Most people watching the UFC 205 main event figured Conor McGregor was putting his hands behind his back against Eddie Alvarez as part of his showmanship. It appeared that McGregor was almost daring Alvarez to take a swing at him.
There might have been an element of that in the historic fight. But that doesn't the primary reason why McGregor did it, according to his coach John Kavanagh.
Kavanagh told Ariel Helwani on a recent episode of The MMA Hour that McGregor was actually clasping his hands behind his back due to an injury. McGregor's right index knuckle was hurt during his UFC 202 fight with Nate Diaz, per Kavanagh, and that was his way of protecting it in training. Photos have surfaced online of McGregor doing that in sparring at his SBG Ireland gym.
"He found that if he actually held his right hand behind his back, it kind of reminded him not to throw it as much," Kavanagh said. "That's why he started reaching back and actually grabbing his hand.
"It was almost like a mental note: take care of the right hand."
McGregor still landed the right hand on Alvarez often, including in the wicked combination that sent the then-champion to the canvas in the second round, leading to McGregor's TKO victory. The win made McGregor the first UFC fighter to hold two titles in two separate weight classes at the same time.
Kavanagh did acknowledge that the hands-behind-the-back maneuver did have dual purposes. Whenever something like that is seen in boxing or MMA, it's usually to draw an opponent in and get them to commit on strikes.
"If you put your hands down, an untrained person will try to swing at your head," Kavanagh said. "It's a base instinct — I want to punch the guy in the head."
Someone like McGregor, with a lifetime of boxing training, can exploit that kind of aggression. Kavanagh said some in MMA are still catching up to his level of boxing and striking, much like Irish fighters are still behind Americans and other countries in wrestling.
"If you have a very high level of striking, boxing like Conor does, you understand rules like that," Kavanagh said. "And there are many of them.

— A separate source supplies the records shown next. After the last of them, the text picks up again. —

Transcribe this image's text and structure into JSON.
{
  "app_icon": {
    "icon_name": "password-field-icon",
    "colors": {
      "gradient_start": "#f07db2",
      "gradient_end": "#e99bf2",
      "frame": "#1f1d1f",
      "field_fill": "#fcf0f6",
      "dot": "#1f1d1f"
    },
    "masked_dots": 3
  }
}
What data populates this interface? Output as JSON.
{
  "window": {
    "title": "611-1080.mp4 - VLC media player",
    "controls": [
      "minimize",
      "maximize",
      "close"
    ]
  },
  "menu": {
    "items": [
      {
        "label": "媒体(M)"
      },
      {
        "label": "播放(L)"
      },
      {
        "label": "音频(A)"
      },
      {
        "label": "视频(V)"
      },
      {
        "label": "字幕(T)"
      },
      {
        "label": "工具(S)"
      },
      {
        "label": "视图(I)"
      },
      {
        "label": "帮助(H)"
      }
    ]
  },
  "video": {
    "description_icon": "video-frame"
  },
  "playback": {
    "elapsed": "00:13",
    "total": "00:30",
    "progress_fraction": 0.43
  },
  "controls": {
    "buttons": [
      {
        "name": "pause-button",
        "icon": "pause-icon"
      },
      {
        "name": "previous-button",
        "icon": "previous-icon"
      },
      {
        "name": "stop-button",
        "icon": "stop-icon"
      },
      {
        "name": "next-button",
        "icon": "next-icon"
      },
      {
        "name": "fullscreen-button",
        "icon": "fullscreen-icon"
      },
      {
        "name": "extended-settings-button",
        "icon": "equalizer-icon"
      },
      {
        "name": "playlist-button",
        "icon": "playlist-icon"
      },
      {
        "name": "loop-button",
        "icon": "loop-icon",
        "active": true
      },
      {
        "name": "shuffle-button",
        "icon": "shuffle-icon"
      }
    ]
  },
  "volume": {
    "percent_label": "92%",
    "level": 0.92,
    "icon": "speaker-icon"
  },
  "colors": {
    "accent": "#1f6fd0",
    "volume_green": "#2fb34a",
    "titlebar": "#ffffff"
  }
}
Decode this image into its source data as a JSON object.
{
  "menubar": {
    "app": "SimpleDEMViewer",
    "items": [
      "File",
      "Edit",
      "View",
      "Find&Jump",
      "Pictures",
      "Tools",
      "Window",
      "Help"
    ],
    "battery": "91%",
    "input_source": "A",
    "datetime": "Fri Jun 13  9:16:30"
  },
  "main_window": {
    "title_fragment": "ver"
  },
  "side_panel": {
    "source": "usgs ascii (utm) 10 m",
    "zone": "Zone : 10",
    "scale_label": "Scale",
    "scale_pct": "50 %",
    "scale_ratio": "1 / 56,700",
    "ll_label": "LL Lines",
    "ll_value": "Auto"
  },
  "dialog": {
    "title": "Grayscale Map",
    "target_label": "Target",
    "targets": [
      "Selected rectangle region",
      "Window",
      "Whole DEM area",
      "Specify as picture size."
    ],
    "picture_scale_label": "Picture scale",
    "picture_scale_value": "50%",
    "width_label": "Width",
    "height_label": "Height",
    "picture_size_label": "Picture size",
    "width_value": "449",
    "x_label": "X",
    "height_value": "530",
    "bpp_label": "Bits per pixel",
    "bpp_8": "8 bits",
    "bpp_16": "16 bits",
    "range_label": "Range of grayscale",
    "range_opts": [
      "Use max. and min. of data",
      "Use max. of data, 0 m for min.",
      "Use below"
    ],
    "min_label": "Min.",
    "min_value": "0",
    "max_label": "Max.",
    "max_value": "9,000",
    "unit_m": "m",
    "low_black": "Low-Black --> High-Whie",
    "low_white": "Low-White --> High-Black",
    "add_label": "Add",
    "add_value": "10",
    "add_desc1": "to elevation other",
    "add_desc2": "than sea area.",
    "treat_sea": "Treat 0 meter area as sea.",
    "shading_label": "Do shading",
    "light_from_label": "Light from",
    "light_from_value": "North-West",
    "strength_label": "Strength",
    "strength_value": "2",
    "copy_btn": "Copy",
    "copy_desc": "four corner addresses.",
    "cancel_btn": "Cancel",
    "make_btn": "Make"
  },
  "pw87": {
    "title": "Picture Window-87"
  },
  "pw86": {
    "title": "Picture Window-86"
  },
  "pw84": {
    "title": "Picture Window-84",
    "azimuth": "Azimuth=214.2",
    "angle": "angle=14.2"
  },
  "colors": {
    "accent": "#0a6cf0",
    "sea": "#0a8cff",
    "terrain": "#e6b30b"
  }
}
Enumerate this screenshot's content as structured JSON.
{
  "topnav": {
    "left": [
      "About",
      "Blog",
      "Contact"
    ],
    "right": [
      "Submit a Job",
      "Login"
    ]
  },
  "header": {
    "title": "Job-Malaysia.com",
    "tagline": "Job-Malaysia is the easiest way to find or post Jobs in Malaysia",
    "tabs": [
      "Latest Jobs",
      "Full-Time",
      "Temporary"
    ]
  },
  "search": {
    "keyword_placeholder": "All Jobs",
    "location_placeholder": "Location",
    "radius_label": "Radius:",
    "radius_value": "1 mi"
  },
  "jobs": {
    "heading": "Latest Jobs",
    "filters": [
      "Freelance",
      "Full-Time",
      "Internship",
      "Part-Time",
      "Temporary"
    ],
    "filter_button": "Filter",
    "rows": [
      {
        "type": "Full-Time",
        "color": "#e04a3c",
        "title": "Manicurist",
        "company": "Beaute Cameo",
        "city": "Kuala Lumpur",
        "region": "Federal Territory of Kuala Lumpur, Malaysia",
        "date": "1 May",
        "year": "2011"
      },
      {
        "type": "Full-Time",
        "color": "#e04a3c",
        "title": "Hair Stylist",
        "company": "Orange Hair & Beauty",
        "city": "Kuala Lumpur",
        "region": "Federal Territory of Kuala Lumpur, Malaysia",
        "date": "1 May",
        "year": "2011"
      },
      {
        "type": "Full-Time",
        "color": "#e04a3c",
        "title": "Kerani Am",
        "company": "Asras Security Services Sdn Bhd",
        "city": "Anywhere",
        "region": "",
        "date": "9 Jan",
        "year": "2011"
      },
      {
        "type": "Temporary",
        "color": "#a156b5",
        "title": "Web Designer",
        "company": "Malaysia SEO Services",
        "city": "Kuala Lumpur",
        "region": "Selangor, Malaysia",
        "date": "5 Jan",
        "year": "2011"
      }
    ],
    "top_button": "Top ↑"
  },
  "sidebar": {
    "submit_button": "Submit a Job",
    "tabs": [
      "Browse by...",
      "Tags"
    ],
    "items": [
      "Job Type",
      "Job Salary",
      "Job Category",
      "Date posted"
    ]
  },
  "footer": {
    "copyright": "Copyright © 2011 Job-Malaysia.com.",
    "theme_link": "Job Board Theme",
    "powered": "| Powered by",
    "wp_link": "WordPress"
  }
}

And I don't think others are kind of catching up to that level of skill."
Maybe McGregor should injure his right hand more often.